When the Spanish first arrived, various Indian groups roamed through this region. Alvar Nunez Cabeza de Vaca, the first European in the Southwest, traveled the Southwest beginning in 1528, when he landed near present day Galveston, until he returned to Spain in 1935. He no doubt gathered pecans and tuna (fruit of the prickly pear) nearby. The 1709 Spanish exploration of Espinoza, Olivares and Aguire found a peaceful tribe of Tonkawas in the San Marcos area. The explorers found a rich area, ripe with nuts like pecans and with so many deer that one explorer called them like "flocks of goats." It is interesting to note that these first explorers also found alligators and bears but were disappointed not to find buffalo. At first the Indians were peaceful and helpful, but over time they became more hostile because of encroachment on their territory. The various tribes began dispersing as they fought with one another for European trading rights, not to mention the conflicts they had with white settlers.
In the 18th Century, Spanish missionaries, soldiers and settlers began pushing north from Mexico through San Antonio and into the San Marcos area, then eastward to Louisiana. Spanish missionaries set up several missions at the headwaters of the San Marcos between 1755 and 1756, the remains of which have not been found. Spanish settlers first made San Marcos their home in 1807, led by Felipe de la Portilla, but their attempt was short-lived due mostly to Indian attacks and floods, and they were forced to abandon "San Marcos de Neve" in 1812. In 1831 Juan Martin Veramendi, a powerful and interesting figure-a one-time governor of Spanish Texas-was granted more than 45,000 acres of land in the area.
San Marcos was a stop on the Old San Antonio Road (El Camino Real), a fact which made the town grow in importance.

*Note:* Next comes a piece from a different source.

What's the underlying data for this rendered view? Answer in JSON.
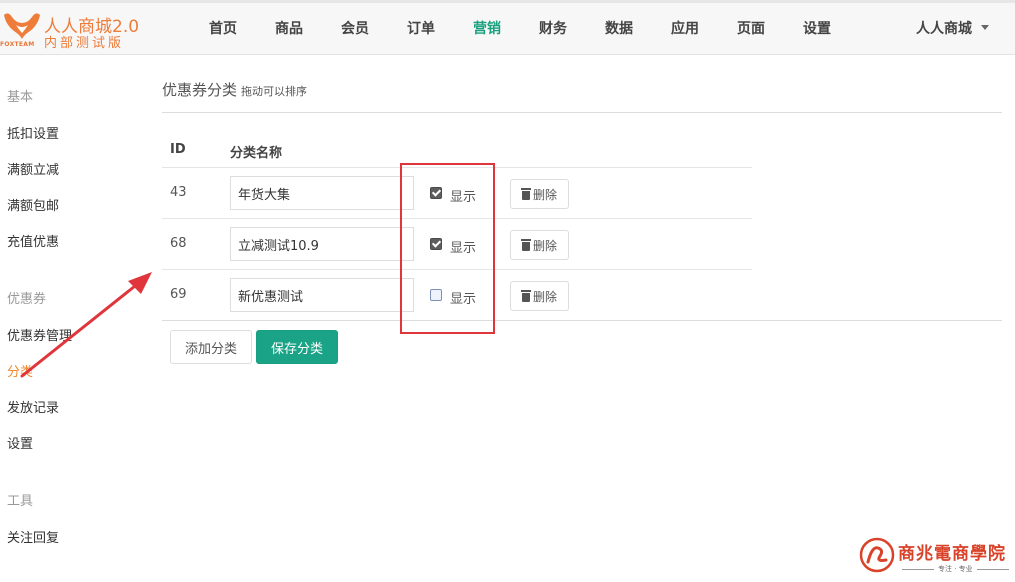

The first Anglo settler in the Hays County area was Thomas G. McGehee, who was granted land by the Spanish.